The head of the Institute of International Finance, a top lobby group for the banking industry, said on Friday he sees no reason for France to lose its top credit rating despite eurozone debt crisis pressure.
France "is not Germany (but is) ... not in a terribly bad shape," IIF managing director Charles Dallara said at a banking conference in Frankfurt.
Paris is doing a "good job to tackle fiscal challenges ... (and) there is no case to be made for downgrading France," Dallara said, referring to recent speculation the country could lose its top AAA credit rating due to a slowing economy and increasing pressure on its public finances.
That pressure has shown up as France has had to pay higher rates to raise fresh funds on the debt markets and as investors have put their money into safe-haven German, rather than French bonds, widening the spread between the two to record levels.
As a result, France now has to pay twice as much as Germany to get fresh funds.
France is among six eurozone nations led by powerhouse Germany which still retain the prized AAA rating but the credit ratings agencies have voiced concern about its position.
Moody's warned in October of a possible downgrade unless action is taken to stabilise French finances.
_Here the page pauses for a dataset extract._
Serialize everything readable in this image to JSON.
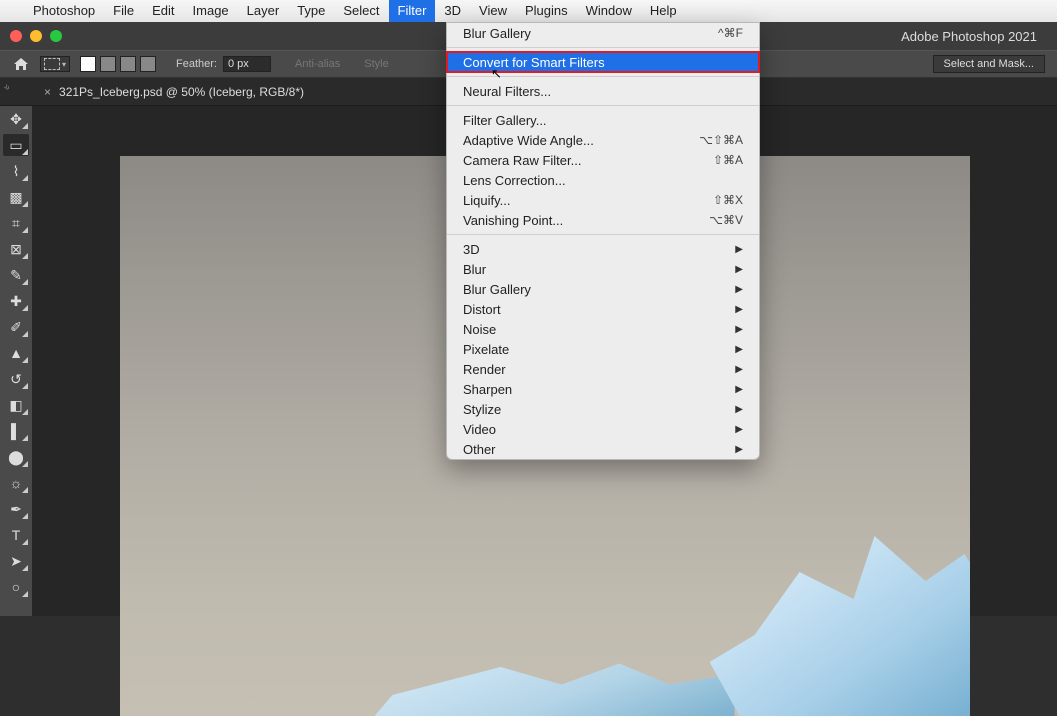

Dallara is currently leading negotiations with Greece on a major debt rollover which will see the banks take a 50 percent loss on their holdings of Greek government bonds if it goes through.